Middle Term in Binomial Theorem
The middle term in the binomial theorem plays a significant role in understanding the expansion of expressions of the form ${(a+b)}^{n}$. It is especially useful when n is an even number. In this context, the middle term refers to the term in the binomial expansion that appears at the center of the series. Let's explore the concept of the middle term in the binomial theorem.
Finding the Middle Term:
When the exponent 'n' in ${(a+b)}^{n}$ is even, the middle term can be found using the following formula:
Middle Term (M.T.) = C(n, n/2) * (${a}^{\frac{n}{2}}$) * (${b}^{\frac{n}{2}}$)
Where:
 M.T. represents the middle term.
 C(n, n/2) is the binomial coefficient, which calculates the number of ways to choose 'n/2' elements from a set of 'n' elements.
 'a' and 'b' are the constants in the original expression (a + b).
 'n' is the even exponent to which the binomial is raised.
To determine the middle term, we consider two cases:

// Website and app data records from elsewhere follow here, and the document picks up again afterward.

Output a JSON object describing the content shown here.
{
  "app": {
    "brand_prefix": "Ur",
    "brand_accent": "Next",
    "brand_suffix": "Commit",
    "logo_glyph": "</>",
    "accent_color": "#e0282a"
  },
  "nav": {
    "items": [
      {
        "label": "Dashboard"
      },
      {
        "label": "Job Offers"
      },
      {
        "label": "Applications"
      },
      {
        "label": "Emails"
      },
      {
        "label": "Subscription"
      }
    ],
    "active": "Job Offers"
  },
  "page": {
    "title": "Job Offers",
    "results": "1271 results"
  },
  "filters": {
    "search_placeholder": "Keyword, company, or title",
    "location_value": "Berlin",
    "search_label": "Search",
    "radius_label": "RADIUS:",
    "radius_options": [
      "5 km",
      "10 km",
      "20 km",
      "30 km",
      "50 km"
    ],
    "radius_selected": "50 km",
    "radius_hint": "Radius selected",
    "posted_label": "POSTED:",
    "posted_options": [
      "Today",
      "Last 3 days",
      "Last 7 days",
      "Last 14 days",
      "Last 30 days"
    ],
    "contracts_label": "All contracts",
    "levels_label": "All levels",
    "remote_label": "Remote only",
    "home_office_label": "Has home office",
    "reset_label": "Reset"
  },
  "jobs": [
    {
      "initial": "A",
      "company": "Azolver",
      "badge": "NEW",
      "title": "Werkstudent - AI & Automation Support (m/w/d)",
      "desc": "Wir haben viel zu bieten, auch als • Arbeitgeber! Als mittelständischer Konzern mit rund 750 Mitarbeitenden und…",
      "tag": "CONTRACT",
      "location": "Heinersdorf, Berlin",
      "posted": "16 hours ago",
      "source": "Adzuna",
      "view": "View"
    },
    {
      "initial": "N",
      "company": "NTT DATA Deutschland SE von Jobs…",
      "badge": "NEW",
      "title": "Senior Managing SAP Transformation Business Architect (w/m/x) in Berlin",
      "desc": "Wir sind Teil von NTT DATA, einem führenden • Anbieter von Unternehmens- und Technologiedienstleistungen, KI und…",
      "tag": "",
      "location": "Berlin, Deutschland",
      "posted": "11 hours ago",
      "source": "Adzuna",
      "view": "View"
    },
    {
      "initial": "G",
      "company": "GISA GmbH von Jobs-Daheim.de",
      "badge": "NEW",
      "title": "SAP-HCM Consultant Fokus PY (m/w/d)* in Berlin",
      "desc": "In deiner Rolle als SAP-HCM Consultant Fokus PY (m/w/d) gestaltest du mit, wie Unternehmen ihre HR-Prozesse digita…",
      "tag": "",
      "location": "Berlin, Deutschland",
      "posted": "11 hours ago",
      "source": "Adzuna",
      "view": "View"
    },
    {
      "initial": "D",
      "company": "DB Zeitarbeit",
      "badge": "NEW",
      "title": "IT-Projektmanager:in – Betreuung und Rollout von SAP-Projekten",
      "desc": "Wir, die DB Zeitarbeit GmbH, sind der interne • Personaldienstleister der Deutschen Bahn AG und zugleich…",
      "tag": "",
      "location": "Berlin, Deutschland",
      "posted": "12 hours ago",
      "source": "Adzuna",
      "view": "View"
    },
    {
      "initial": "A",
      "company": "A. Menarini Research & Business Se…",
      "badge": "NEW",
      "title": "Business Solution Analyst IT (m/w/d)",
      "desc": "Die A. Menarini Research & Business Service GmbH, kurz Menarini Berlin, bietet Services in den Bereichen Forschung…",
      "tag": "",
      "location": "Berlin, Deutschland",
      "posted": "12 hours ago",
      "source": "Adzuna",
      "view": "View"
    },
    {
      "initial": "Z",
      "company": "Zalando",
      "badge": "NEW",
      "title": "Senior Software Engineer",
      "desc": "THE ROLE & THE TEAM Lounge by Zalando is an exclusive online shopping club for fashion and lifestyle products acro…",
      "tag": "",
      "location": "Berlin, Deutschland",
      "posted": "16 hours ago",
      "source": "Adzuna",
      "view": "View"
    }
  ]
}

When 'n' is an even integer: In this case, there are two middle terms because there is no single middle term. The middle terms are the ${\frac{n}{2}}^{th}$ and ${(\frac{n}{2}+1)}^{th}$terms in the expansion.

When 'n' is an odd integer: In this case, there is a single middle term, which is the${\frac{(n+1)}{2}}^{th}$term in the expansion.
Finding the Middle Term Formula:
To find the middle term(s) in the expansion of ${(a+b)}^{n}$, you can use the following formulas:

When 'n' is even (n = 2m for some integer 'm'):
Middle terms: T(m) and T(m+1)
 T(m) = C(n, m) * (${a}^{(nm)}$) * (${b}^{m}$)
 T(m+1) = C(n, m+1) * (${a}^{(nm1)}$) * (${b}^{(m+1)}$)

When 'n' is odd (n = 2m + 1 for some integer 'm'):
Middle term: T(m+1)
 T(m+1) = C(n, m+1) * (${a}^{(nm1)}$) * (${b}^{(m+1)}$)
Key Points:

Even vs. Odd 'n': Whether 'n' is even or odd determines whether there is one or two middle terms in the expansion.

Binomial Coefficients: The binomial coefficients (C(n, k)) play a crucial role in calculating the middle terms, just like in finding the general terms.

Exponent Rules: The exponents of 'a' and 'b' in the middle terms depend on 'm' and 'n' as described in the formulas above.
Examples:
Let's consider a few examples to illustrate the concept of the middle term in the binomial theorem.

For ${(x+1)}^{4}$the middle term is found as follows:
 Middle Term (M.T.) = C(4, 4/2) * ${x}^{\frac{4}{2}}$ * ${1}^{\frac{4}{2}}$ = C(4, 2) * ${x}^{2}$ * ${1}^{2}$ = 6${x}^{2}$

For ${(a2b)}^{6}$, the middle term can be determined as:
 Middle Term (M.T.) = C(6, 6/2) * ${a}^{\frac{6}{2}}$ * ${(2b)}^{\frac{6}{2}}$ = C(6, 3) * ${a}^{3}$ * 4${b}^{3}$ = 20${a}^{3}$ * 4${b}^{3}$ = 80${a}^{3}$${b}^{3}$
3. For ${(x+y)}^{5}$, which has an odd 'n' (n = 5):

 The middle term is T(3).
 T(3) = C(5, 3) * ${x}^{2}$ * ${y}^{3}$ = 10${x}^{2}$${y}^{3}$
4. For ${(x+y)}^{4}$, which has an even 'n' (n = 4):
The middle terms are T(2) and T(3).

 T(2) = C(4, 2) * ${x}^{2}$ * ${y}^{2}$ = 6${x}^{2}$${y}^{2}$
 T(3) = C(4, 3) * x * ${y}^{3}$ = 4x${y}^{3}$